Works well in different seasons
Suitable for all roofs
Can be noisy
The venting skylight is a type of vent with openings that makes it easy for air to move out. It allows light into your shed and works perfectly with soffit or wall vents to exhaust moisture and heat and draw air into your shed.
Provides a natural light source
It doesn't vent the entire roof deck
Whirlybird (Rotating Cowl)
The whirlybird is a wind-powered vent capable of drawing substantial amounts of moisture and heat from the attic. It is useful during the winter months as it can prevent ice dams. It spins when it catches the wind, creating a cyclone effect to remove moisture and heat. It costs around $30 to $60.

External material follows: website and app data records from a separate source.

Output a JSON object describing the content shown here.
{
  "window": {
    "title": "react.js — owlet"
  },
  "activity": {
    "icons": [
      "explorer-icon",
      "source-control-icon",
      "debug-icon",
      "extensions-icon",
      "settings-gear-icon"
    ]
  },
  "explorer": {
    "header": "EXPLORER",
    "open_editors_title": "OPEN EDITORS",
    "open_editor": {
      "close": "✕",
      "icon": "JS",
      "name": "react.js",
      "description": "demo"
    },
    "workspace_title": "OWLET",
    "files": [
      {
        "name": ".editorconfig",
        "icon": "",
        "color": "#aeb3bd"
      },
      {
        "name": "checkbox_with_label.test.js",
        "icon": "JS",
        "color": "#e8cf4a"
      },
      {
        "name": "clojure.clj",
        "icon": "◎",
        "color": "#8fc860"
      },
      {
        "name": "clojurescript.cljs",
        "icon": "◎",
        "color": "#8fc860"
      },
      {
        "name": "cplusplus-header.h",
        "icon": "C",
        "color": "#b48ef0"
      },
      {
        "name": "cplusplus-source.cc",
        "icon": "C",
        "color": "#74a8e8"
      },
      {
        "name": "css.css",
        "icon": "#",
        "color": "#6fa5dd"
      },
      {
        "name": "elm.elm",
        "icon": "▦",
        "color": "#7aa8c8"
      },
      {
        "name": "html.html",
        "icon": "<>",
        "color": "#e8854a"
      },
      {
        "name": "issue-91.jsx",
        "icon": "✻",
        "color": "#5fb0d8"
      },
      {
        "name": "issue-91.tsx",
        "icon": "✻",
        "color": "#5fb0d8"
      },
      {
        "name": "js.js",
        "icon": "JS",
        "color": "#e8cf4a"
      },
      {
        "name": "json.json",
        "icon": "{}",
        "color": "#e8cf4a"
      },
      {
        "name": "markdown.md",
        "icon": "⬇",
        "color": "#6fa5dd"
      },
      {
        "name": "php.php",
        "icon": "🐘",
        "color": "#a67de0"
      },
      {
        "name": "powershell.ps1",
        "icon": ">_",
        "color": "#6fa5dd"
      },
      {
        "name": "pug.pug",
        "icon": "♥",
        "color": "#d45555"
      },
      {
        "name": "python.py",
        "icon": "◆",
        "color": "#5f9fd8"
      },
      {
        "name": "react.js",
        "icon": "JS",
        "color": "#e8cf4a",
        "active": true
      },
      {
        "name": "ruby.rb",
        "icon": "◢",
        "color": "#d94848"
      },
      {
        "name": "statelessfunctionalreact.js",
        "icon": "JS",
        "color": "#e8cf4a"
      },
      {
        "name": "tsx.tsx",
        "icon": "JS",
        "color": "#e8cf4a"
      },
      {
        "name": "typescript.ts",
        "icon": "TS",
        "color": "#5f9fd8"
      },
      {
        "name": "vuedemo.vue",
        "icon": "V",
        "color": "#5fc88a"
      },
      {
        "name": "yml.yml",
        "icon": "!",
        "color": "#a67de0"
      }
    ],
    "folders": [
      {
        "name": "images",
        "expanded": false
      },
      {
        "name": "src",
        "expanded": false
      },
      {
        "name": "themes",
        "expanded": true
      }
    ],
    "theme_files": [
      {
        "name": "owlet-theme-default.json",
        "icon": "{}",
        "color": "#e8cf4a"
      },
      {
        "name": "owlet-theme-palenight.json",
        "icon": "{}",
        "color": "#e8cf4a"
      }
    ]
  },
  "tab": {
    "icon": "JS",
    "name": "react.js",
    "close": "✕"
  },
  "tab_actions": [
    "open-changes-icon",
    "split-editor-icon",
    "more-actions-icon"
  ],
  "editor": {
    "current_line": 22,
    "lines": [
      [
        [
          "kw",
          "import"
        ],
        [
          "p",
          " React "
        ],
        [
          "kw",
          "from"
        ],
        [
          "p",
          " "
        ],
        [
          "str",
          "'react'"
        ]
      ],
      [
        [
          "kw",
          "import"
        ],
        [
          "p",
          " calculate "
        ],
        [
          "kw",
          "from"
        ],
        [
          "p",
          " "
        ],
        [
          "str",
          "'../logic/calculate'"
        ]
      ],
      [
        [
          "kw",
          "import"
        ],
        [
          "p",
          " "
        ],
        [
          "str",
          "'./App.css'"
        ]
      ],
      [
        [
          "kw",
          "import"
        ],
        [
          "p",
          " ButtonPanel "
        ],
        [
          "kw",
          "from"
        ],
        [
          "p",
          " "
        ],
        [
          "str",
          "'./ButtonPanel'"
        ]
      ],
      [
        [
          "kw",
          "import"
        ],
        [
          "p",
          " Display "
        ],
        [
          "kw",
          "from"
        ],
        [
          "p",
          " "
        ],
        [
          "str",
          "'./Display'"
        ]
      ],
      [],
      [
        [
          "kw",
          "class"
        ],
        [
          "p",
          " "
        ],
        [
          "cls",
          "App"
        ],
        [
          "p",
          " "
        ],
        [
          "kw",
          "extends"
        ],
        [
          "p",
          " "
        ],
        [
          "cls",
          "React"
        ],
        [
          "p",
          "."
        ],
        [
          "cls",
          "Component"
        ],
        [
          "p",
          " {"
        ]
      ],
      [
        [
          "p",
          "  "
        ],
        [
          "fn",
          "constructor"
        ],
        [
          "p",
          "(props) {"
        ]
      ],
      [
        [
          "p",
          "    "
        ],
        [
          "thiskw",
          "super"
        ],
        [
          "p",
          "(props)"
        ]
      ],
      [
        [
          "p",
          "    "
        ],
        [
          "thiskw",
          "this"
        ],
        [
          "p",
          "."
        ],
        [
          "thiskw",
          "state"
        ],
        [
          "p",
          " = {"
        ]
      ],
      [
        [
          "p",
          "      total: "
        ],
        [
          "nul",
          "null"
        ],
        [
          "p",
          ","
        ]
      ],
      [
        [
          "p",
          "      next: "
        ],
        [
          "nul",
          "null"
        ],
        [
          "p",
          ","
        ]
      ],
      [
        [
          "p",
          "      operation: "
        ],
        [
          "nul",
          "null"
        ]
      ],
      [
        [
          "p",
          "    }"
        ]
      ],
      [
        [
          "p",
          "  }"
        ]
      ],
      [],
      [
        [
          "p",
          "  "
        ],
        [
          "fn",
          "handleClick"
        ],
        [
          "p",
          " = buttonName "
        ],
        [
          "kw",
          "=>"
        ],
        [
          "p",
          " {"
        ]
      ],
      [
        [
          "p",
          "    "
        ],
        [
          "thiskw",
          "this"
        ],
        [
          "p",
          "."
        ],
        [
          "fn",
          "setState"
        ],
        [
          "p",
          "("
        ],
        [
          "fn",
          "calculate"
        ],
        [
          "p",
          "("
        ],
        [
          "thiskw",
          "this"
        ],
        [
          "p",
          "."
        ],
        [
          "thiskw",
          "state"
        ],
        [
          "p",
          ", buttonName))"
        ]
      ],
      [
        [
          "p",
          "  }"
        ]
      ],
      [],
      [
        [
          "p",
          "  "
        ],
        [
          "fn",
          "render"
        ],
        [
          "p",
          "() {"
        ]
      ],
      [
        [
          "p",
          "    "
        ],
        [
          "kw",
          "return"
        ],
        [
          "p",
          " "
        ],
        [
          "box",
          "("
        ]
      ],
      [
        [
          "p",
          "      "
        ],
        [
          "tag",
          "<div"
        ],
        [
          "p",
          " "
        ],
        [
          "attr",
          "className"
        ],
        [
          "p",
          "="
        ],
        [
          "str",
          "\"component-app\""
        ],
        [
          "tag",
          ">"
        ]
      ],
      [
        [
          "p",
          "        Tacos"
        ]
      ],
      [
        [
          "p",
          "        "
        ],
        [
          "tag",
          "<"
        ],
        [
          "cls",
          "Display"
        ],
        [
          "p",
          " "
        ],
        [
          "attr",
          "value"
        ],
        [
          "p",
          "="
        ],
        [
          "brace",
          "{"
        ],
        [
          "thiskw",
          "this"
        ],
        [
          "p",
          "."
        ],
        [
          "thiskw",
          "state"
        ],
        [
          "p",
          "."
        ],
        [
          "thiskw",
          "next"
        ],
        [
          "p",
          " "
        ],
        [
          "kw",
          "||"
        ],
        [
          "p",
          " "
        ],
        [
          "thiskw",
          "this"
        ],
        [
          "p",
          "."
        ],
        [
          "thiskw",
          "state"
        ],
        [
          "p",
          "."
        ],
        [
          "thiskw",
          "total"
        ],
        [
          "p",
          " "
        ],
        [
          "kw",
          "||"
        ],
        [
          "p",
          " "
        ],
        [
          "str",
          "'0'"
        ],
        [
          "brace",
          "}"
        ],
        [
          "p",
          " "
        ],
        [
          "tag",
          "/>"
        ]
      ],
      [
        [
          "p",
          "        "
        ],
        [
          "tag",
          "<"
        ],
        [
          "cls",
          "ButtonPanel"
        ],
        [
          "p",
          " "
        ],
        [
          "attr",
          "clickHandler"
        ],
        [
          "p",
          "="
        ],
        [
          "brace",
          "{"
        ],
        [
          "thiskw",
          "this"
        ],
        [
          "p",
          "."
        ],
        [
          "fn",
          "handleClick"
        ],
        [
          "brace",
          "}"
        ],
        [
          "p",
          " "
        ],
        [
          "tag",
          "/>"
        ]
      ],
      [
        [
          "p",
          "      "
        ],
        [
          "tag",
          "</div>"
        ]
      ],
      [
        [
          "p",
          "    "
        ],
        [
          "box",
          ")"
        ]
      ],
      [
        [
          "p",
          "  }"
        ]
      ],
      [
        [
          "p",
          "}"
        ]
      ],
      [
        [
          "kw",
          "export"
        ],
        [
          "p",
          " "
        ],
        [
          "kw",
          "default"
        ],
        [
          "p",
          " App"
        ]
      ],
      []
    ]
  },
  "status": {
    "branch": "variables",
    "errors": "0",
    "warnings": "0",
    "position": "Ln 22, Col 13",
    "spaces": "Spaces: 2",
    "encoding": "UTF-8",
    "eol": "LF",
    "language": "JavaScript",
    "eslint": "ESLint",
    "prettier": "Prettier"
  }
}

Provides extra light to the attic
Can be used on old or new roofs
It only works when there is wind
What Is The Best Ventilation Option For A Small Shed?
One of the best shed ventilation options for smaller sheds is letting in fresh air by opening the windows or door.
Another great option is to install a screened vent at each gable end of the roof. These will eliminate the heat and moisture buildup and allow the fresh air in.
How To Choose The Right Shed Ventilation?
You should know that there is not one perfect shed ventilation system for all sheds. The one that helps create good air circulation and is appropriate for your shed design is most likely the one for you. Your shed size can also impact your options for venting.
There are some factors to look out for when choosing the right shed ventilation system, whether a wall vent or a ridge vent. Consider the following to ensure you make the right choice.
Your shed location will benefit from some shade. Installing vents at the gable roofline helps to eliminate moisture and heat buildup.
You can insulate your shed to keep it cooler inside in the summer and warmer in the winter. Insulation could also ensure better air quality.
Using a ceramic thermal additive to repaint your shed is a great idea as it is fire resistant and will reduce heat gain. Also, choose a light color for the roof to promote cooler temperatures.
Does your shed suffer from condensation and extreme heat? Then you should get your shed ventilated. The ventilation options discussed above will help to get the fresh air moving and turn your shed into a reliable place for storage or a small workshop.
Frequently Asked Questions
Should A Wood Shed Have Ventilation?
Yes. Except for very small sheds. Your wood shed should be free from dampness as it could damage your stored items and even the shed itself.
Do Metal Sheds Need Ventilation?
Yes, metal sheds should have ventilation. You must maintain proper ventilation as you need to prevent heat and mildew build-up as well as keep good air circulation.